In this case the variables that contribute to coverage significantly include; Ability of consumers making call from where they are, t=11.178, p=0.000. Additionally, there is no multi-co-linearity between the variables since all values are less than the standard value of 0.70 this thus suggest that the regression analysis is stable.

Concerning plans that meet customers need (dependent variable) an association between it and variety of phone selection, high quality customer service, lower prices and high quality voice calls, favourable contracts and location of stores (independent variables) were analyzed. There was a significant relationship between the dependent and independent variables, p=0.000. Adjusted R square is 0.327 suggesting that 32.7% of the variations in the relationship can be explained by the linear regression model. The plan=1.096+0.21*favourable contract requirements+0.02*selection of phones that meet consumers’ needs+0.119*quality customer service+0.067*conveniently located stores+0.382*lower prices (Table 4).

The variables that contribute significantly to the relationship are; Cingular provide high quality customer service, t=4.165, p=0.000 and lower pricest-9.191, p=0.000.

### How to attain this (regression analysis)

According to Fox 129, using SPSS version 15.0 to carry out multiple regression analysis, the following steps are followed. Start the software then go to the analyze button>regression>linear. The dependent variable is then selected and moved into the independent box; the same is done to independent variables but they are moved to independent box. The steps that follows is to click on statistics and select ‘Descriptive’ while ensuring that ‘Estimates’ and ‘Models fit’ are checked, click ‘Continue’ then ‘OK’. An out put will be generated that will include model summery, ANOVA and coefficient tables.

## Conclusion

It is evident from the review of regression analysis that there are a number of concepts that need to be understood. Similarly certain classical assumptions held when carrying out an analysis need to be noted. From the example used, it is apparent that regression can be carried out to help organization re-think on their strategies when doing business. However, it is worth noting that there are instances that the model developed do not fully explain what contributes to changes in the dependent variable and when this is the case iteration has to be performed. This is time consuming and for this case it will call for questionnaires to be distributed to a target sample for another model to be developed. Lastly single best way to represent multiple regression results is by use of tables and nothing else.

## Works cited

Fox, Jones. *Applied regression analysis, linear models and related methods.* London: Sage, 1997. Print.

Freedman, David. *Statistical models: Theory and practice*. University of Cambridge: Cambridge University Press, 2005. Print.

Scott, Long. *Regression models for categorical and limited dependent variables*. Thousand Oaks, CA: Sage Publications, 1997. Print.

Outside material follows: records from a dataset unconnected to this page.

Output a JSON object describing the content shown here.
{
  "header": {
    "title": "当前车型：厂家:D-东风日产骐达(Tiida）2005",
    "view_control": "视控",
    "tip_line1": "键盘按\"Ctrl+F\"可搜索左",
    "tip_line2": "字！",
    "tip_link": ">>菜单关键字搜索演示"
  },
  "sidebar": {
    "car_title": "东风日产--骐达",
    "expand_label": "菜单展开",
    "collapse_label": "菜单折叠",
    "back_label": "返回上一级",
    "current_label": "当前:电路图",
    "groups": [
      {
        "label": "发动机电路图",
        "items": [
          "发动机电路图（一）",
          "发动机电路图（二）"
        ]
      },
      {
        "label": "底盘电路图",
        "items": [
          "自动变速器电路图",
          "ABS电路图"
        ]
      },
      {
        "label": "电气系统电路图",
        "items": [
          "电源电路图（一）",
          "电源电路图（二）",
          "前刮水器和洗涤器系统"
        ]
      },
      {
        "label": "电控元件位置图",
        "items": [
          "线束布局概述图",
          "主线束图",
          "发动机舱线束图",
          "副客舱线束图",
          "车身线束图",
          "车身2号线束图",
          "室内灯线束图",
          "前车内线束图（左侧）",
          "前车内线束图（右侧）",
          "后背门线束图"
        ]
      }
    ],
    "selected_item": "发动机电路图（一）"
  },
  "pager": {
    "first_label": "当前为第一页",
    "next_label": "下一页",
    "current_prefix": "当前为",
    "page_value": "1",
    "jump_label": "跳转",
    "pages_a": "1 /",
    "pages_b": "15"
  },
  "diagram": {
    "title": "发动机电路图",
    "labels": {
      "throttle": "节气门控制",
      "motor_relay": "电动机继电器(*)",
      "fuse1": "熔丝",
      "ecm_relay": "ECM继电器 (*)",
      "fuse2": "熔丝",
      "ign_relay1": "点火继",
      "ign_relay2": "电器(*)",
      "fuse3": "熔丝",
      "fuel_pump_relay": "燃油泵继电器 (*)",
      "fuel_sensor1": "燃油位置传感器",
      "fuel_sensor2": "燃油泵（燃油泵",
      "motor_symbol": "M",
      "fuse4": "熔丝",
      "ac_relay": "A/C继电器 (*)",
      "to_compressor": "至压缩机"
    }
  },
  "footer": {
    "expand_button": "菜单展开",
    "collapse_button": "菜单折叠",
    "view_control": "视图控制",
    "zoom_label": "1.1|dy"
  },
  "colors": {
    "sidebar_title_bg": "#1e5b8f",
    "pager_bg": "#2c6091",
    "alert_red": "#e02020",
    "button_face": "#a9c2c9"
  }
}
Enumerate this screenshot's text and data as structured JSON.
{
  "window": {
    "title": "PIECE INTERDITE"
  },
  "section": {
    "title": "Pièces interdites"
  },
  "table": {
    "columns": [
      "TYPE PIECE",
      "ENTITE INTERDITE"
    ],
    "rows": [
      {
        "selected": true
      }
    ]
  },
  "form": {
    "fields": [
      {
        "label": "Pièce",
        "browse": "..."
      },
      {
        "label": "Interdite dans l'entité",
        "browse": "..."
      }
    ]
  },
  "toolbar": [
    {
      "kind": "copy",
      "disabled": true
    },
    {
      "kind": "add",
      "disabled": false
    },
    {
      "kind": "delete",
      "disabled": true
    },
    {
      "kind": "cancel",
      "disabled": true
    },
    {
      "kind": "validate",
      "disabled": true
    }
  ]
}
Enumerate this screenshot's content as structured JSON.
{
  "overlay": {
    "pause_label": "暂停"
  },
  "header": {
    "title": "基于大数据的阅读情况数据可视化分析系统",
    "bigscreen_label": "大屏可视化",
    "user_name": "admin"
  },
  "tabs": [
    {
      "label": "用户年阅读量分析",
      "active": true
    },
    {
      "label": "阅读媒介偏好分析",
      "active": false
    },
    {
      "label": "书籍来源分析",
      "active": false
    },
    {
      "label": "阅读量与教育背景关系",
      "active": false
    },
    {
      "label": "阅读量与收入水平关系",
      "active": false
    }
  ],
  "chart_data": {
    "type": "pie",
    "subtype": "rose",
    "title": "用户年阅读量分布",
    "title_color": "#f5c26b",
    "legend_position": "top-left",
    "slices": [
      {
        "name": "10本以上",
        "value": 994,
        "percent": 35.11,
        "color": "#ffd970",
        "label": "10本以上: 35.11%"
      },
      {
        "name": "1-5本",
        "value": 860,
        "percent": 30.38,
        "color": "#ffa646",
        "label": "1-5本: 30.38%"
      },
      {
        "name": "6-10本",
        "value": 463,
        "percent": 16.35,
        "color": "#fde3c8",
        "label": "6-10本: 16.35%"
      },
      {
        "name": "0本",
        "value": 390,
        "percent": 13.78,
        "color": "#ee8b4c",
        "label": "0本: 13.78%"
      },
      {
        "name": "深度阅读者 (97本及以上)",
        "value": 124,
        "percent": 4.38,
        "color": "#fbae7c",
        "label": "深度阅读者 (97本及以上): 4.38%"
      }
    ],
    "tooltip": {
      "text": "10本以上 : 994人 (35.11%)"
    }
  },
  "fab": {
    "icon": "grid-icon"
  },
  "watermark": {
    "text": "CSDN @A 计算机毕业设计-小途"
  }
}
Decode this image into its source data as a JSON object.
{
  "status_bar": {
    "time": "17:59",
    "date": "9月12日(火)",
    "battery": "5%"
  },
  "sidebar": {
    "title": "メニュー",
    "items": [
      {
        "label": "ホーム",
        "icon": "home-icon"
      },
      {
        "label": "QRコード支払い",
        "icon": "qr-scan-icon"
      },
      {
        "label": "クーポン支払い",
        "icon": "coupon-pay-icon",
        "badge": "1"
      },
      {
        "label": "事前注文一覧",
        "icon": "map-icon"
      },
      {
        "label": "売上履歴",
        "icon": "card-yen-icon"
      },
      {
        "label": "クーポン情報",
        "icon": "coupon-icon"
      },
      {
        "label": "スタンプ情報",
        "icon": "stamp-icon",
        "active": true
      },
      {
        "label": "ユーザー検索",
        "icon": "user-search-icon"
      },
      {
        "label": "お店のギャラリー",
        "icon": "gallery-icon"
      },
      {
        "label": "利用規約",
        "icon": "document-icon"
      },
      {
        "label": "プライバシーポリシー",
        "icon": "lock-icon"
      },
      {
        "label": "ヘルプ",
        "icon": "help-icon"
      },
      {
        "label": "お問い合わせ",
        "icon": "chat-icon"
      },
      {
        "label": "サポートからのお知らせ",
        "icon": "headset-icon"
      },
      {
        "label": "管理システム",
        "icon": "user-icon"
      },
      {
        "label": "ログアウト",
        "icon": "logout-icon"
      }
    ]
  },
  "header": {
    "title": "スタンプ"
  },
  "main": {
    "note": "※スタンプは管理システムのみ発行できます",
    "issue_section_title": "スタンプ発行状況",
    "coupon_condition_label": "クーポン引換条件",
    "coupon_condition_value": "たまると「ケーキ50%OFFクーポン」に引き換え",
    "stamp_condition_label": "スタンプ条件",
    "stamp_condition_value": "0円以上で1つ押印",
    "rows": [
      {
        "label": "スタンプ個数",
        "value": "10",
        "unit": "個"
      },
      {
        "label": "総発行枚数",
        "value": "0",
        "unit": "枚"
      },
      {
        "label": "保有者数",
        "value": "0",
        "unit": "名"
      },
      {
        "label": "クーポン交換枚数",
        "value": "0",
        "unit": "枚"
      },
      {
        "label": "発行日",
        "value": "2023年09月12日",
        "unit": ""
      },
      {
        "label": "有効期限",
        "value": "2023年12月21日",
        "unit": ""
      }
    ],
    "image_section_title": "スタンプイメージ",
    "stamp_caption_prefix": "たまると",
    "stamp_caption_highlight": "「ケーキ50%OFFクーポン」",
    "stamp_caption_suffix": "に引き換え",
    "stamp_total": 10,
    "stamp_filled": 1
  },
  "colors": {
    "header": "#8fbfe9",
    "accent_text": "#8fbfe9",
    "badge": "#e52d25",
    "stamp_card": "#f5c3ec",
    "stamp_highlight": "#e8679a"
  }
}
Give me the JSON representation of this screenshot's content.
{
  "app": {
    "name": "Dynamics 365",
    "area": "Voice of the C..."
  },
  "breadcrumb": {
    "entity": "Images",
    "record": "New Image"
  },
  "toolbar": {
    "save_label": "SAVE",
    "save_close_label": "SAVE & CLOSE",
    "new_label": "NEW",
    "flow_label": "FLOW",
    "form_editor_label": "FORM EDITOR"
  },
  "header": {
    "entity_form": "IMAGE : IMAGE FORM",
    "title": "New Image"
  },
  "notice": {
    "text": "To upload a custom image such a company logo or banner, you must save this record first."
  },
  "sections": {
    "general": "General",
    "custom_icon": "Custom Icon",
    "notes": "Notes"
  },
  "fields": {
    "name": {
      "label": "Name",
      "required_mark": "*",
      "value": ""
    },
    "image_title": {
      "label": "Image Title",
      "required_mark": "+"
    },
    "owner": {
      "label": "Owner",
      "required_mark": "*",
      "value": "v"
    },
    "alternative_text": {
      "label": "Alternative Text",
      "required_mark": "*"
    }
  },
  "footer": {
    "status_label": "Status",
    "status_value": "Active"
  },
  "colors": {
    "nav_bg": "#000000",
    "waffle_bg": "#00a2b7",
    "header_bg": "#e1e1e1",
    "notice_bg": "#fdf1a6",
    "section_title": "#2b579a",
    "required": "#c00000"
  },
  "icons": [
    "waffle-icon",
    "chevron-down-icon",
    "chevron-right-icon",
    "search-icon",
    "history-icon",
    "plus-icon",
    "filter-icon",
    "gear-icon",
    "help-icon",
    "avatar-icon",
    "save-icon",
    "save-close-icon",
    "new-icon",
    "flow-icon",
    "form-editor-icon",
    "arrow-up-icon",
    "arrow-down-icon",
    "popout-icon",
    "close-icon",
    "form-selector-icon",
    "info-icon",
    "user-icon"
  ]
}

Sykes, Alan. An introduction to regression analysis*. Chicago working paper in Law & Economics*, 2004. Web.

## Appendices

*Table 4: Regression analysis for Company coverage area meeting customers’ need*

*Table 5: Regression analysis for plans that meet customers’ needs*